-may become mutlinucleated or form giant cells, seen in long-standing inflammation

19

where are some places that have fixed macrophages

Kupffer cells in the liver
Alveolar macrophages in the lungs

20

what are reactive lymphocutes

antigenically stimulated

21

what do mott cells look like

plasma cells with clear vacuoles called Russell bodies

22

what are the 4 factors of inflammation

purulent/suppurative
pyogranulomatous
granulomatous
eosinophilic

23

what is purulent inflammation

>85% of inflammatory cells are neutrophils
1. septic/ non-septic
2. degenerative (nuclear changes)/ non-degenerative

24

what is pyogranulomatous inflmmation

>15% macrophages and many neutrophils

25

what is granulomatous inflmmation

>15% macrophages and few neutrophils

26

what is a multinucleated giant cell

macrophages

27

what is eosinophilic inflammation

>10% eosinophils

28

tissue cells may be classified into 3 categories what are they

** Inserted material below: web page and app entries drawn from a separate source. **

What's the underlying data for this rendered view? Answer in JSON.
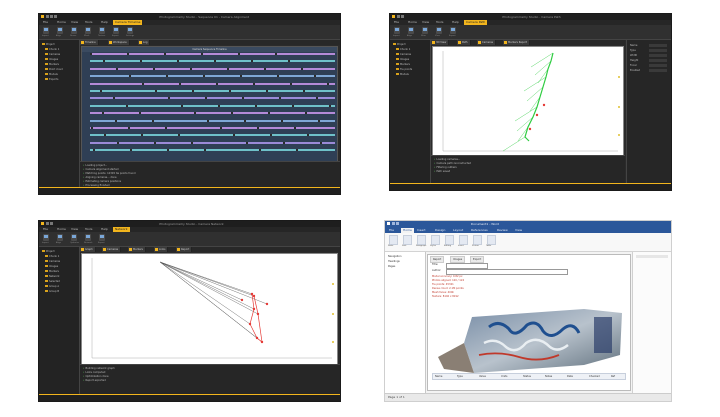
{
  "screens": [
    {
      "title": "Photogrammetry Studio - Sequence 01 - Camera Alignment",
      "tabs": [
        "File",
        "Home",
        "View",
        "Tools",
        "Help",
        "Camera Timeline"
      ],
      "active_tab": 5,
      "ribbon": [
        "Import",
        "Align",
        "Dense",
        "Mesh",
        "Texture",
        "Export",
        "Settings"
      ],
      "tree": [
        "Project",
        "Chunk 1",
        "Cameras",
        "Images",
        "Markers",
        "Point cloud",
        "Models",
        "Exports"
      ],
      "doc_tabs": [
        "Timeline",
        "Workspace",
        "Log"
      ],
      "plot_title": "Camera Sequence Timeline",
      "log": [
        "Loading project...",
        "Camera alignment started",
        "Matching points: 12345 tie points found",
        "Aligning cameras... done",
        "Estimating camera positions",
        "Processing finished"
      ]
    },
    {
      "title": "Photogrammetry Studio - Camera Path",
      "tabs": [
        "File",
        "Home",
        "View",
        "Tools",
        "Help",
        "Camera Path"
      ],
      "active_tab": 5,
      "ribbon": [
        "Import",
        "Align",
        "Filter",
        "View",
        "Export"
      ],
      "tree": [
        "Project",
        "Chunk 1",
        "Cameras",
        "Images",
        "Markers",
        "Tie points",
        "Models"
      ],
      "doc_tabs": [
        "3D View",
        "Path",
        "Cameras",
        "Markers Report"
      ],
      "properties": [
        "Name",
        "Type",
        "Width",
        "Height",
        "Focal",
        "Enabled"
      ],
      "log": [
        "Loading cameras...",
        "Camera path reconstructed",
        "Filtering outliers",
        "Path saved"
      ]
    },
    {
      "title": "Photogrammetry Studio - Camera Network",
      "tabs": [
        "File",
        "Home",
        "View",
        "Tools",
        "Help",
        "Network"
      ],
      "active_tab": 5,
      "ribbon": [
        "Import",
        "Align",
        "Optimize",
        "Network",
        "Export"
      ],
      "tree": [
        "Project",
        "Chunk 1",
        "Cameras",
        "Images",
        "Markers",
        "Network",
        "Selected",
        "Group A",
        "Group B"
      ],
      "doc_tabs": [
        "Graph",
        "Cameras",
        "Markers",
        "Links",
        "Report"
      ],
      "log": [
        "Building network graph",
        "Links computed",
        "Optimization done",
        "Report exported"
      ]
    },
    {
      "title": "Document1 - Word",
      "tabs": [
        "File",
        "Home",
        "Insert",
        "Design",
        "Layout",
        "References",
        "Review",
        "View"
      ],
      "active_tab": 1,
      "ribbon": [
        "Paste",
        "Font",
        "Paragraph",
        "Styles",
        "Editing",
        "Insert",
        "Picture",
        "Table"
      ],
      "tree": [
        "Navigation",
        "Headings",
        "Pages"
      ],
      "doc_tabs": [
        "Report",
        "Images",
        "Export"
      ],
      "fields": [
        "Title:",
        "Author:"
      ],
      "red_text": [
        "Model accuracy: 0.82 px",
        "Photos aligned: 120 / 124",
        "Tie points: 45321",
        "Dense cloud: 2.1M points",
        "Mesh faces: 400k",
        "Texture: 8192 x 8192"
      ],
      "table_headers": [
        "Name",
        "Type",
        "Value",
        "Units",
        "Status",
        "Notes",
        "Date",
        "Checked",
        "Ref"
      ],
      "status_text": "Page 1 of 1"
    }
  ],
  "colors": {
    "accent": "#f2b51d",
    "dark_bg": "#2b2b2b",
    "word_blue": "#2b579a",
    "path_green": "#2ecc40",
    "network_red": "#e53935"
  }
}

epithelial cell
mesenchymal cells
discrete cells or round cells

29

what are mesenchymal cells

form connective tissue, blood vessels and lymphatics, spindle cells

30

what should we know about neoplasia

usually a homogenous population of cells
benign: homogeneous population of same cell type with no malignant characteristics
Malignant: changes in cytoplasm and nuclei

31

what are 6 epithelial cell tumors

referred to ask carcinoma or adenocarcinoma
1. papillomas
2. squamous cell carcinoma
3.basal cell tumor
4. sebaceous gland tumour
5. sweat gland turmour
6. perianal tumour

32

what are mesenchymal cell tumours

spindle cell tumours
spindle-shaped cells with cytoplasmic tail
1. lipoma
2.hemangiopericytoma
3.fibrosarcoma
4.hemangiosarcoma

33

what are 6 types of round cell tumours

1.histiocytoma
2.lymphoma
3.mast cell tumour
4. plasma cell tumour
5. transmissible venereal tumour
6. melanoma

34

what 3 things do we look at for lesions cytological evaluations

infectious agents - stain with romanowsky -type stain
non-infectious agents - yeasts, dimorphic fungi, dermatophytes
neoplasia (leishmania spp.)

35

what is eosinophilic granuloma complex

rodent ulcer
eosinophilic plaque
linear granuloma

36

what should we know about fluid filled lesions hematoma

non-dengerate neutphils, TP 2.5g/dl+, no platelets if more than 1 -2 hours old

37

what should we know about fluid filled lesions seroma/hygroma

low cells, TP (>2.5 g/dl), mononuclear cells, few non-degenerate neutrophils

38

what should we know about fluid filled lesions abscesss

90% neutrophils

39

what is the cytology of mammary gland tissues

predominant cells in milk are the foam cells
mastitis = steptococcus and staph. spp are seen